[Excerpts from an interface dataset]

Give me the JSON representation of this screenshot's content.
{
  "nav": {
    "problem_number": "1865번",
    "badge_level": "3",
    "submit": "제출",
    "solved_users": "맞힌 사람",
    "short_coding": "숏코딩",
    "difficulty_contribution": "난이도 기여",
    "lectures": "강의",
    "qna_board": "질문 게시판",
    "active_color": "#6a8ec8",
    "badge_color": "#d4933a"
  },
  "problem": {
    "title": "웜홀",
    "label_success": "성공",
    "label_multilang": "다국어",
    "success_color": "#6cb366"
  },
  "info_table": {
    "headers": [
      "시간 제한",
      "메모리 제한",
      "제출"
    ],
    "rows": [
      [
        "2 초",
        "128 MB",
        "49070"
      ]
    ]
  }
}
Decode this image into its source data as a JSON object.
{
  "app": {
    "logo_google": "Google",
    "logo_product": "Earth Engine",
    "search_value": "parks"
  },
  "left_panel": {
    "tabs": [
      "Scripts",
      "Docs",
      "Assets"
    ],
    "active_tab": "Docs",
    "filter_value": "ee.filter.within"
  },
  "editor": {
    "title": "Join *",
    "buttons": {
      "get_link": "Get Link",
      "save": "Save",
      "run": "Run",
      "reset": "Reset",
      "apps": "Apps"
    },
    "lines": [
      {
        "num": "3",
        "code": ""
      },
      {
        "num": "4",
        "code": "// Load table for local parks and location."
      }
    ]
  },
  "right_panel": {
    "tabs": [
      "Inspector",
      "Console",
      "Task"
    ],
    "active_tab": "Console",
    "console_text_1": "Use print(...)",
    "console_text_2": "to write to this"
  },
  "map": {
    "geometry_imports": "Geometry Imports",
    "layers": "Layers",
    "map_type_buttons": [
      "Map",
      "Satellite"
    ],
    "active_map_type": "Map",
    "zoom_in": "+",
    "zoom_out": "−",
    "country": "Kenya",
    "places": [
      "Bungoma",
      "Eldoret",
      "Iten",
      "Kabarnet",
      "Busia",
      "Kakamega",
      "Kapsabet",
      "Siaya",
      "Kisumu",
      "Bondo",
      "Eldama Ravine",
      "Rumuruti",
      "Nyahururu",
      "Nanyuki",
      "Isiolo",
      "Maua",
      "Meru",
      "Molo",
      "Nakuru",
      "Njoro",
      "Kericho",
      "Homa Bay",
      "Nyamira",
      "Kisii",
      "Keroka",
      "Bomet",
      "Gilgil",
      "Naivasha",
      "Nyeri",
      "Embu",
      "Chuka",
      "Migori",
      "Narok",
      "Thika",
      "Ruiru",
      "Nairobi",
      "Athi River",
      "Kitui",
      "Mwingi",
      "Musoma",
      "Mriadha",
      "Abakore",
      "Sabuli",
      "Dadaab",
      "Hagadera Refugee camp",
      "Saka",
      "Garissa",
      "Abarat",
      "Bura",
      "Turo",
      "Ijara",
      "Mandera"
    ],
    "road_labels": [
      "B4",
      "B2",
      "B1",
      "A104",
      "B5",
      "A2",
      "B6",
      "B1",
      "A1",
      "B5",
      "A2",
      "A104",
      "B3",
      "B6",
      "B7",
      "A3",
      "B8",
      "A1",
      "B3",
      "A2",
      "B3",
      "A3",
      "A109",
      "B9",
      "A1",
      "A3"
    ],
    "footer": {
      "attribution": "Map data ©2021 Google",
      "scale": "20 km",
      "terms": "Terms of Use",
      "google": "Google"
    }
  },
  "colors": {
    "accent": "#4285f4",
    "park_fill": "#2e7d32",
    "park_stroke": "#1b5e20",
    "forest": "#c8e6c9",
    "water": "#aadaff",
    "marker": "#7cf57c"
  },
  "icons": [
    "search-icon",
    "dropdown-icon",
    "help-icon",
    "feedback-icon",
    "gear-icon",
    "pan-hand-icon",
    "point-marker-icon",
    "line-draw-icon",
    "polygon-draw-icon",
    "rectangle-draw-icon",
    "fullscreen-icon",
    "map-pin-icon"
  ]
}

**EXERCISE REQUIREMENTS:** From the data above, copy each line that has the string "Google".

**SOLUTION TO THIS EXERCISE:**
    "logo_google": "Google",
      "attribution": "Map data ©2021 Google",
      "google": "Google"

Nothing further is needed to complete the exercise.